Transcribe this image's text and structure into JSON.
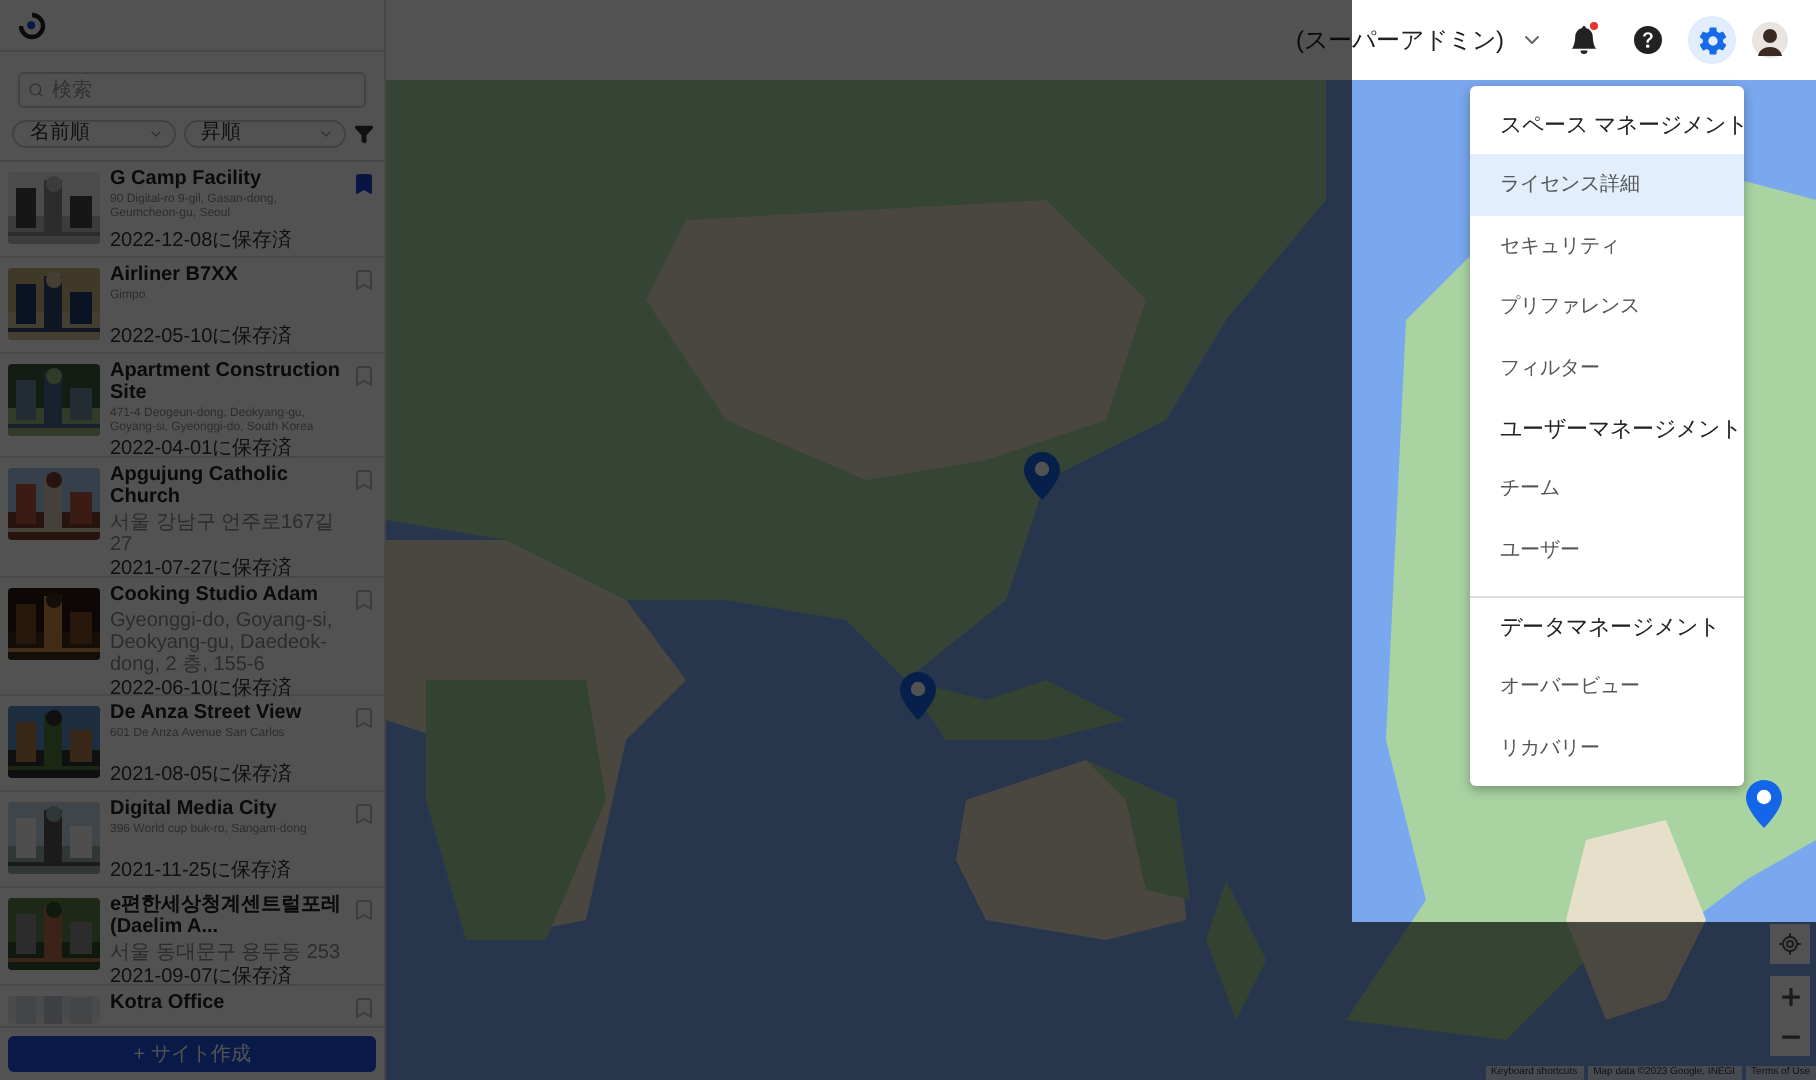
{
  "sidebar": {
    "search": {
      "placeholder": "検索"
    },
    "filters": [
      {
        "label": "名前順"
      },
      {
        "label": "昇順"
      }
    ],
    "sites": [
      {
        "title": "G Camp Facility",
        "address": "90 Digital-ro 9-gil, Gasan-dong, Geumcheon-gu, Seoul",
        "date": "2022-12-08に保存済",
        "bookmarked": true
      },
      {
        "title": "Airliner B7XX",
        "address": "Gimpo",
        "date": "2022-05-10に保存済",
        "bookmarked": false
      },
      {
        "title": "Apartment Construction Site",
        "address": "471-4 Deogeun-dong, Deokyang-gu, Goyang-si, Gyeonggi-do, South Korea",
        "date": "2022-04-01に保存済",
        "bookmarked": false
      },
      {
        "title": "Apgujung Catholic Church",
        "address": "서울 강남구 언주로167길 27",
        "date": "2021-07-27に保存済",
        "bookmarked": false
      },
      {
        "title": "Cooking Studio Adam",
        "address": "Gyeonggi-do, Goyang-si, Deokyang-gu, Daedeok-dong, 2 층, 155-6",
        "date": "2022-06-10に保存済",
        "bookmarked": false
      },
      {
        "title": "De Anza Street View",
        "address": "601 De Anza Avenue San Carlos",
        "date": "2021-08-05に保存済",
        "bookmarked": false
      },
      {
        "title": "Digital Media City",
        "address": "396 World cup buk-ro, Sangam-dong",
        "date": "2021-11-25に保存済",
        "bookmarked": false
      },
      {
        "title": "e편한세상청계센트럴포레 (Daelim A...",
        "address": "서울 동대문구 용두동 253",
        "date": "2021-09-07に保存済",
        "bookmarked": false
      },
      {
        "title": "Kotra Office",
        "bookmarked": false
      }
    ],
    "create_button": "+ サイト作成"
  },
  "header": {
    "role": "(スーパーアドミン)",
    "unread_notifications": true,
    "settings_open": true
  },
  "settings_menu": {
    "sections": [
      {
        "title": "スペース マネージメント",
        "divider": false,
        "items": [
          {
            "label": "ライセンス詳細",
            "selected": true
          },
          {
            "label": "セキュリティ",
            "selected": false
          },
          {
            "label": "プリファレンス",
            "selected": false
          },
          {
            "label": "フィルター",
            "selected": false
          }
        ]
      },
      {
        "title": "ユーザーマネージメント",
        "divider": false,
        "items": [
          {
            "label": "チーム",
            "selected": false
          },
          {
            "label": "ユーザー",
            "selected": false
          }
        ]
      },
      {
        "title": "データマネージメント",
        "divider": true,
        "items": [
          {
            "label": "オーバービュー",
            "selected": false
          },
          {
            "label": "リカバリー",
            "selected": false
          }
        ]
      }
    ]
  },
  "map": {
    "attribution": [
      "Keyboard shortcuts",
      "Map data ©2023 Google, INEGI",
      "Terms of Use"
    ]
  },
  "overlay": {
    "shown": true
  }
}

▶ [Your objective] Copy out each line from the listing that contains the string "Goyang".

▶ [Task answer]
        "address": "471-4 Deogeun-dong, Deokyang-gu, Goyang-si, Gyeonggi-do, South Korea",
        "address": "Gyeonggi-do, Goyang-si, Deokyang-gu, Daedeok-dong, 2 층, 155-6",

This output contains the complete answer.